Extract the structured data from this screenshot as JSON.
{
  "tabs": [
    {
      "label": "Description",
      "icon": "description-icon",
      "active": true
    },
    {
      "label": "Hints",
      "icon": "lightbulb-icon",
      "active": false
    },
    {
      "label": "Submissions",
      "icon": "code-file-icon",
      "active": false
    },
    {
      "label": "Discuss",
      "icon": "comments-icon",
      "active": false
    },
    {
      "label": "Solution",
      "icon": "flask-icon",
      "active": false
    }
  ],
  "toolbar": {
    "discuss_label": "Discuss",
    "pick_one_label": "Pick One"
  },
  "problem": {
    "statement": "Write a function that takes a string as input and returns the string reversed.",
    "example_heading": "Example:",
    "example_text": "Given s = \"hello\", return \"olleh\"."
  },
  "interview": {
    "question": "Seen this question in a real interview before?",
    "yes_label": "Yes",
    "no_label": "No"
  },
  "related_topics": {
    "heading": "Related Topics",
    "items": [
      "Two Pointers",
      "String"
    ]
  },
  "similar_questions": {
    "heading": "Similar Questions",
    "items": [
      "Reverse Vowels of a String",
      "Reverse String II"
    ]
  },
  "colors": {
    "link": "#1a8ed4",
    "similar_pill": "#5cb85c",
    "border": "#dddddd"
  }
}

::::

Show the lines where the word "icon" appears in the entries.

      "icon": "description-icon",
      "icon": "lightbulb-icon",
      "icon": "code-file-icon",
      "icon": "comments-icon",
      "icon": "flask-icon",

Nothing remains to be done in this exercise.